AIM OF THE TASK: Whenever "Threats" occurs in a line of the material, list that line.

+++ EXTRACTED DATA

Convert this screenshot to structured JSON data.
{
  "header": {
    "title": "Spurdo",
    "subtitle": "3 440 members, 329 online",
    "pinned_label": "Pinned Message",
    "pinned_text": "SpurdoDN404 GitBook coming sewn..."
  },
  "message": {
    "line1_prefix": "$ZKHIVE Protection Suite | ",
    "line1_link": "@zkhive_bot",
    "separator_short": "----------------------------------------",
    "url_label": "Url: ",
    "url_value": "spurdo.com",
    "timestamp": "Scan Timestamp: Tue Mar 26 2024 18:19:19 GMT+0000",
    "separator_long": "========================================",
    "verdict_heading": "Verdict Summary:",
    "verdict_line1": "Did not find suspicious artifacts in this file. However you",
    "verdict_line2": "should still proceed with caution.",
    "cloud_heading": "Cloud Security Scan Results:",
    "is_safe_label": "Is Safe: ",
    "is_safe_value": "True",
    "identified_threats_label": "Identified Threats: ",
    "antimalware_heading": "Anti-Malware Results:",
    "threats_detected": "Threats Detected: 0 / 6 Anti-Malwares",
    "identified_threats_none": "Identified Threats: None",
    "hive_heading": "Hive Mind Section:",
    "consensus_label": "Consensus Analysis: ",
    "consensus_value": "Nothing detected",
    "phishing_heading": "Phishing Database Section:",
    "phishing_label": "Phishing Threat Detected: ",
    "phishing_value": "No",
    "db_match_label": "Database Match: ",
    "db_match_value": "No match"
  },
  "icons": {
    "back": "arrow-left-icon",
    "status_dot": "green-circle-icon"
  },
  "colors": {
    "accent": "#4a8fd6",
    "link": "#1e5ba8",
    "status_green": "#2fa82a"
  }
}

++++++

COMPLETED EXERCISE:
    "identified_threats_label": "Identified Threats: ",
    "threats_detected": "Threats Detected: 0 / 6 Anti-Malwares",
    "identified_threats_none": "Identified Threats: None",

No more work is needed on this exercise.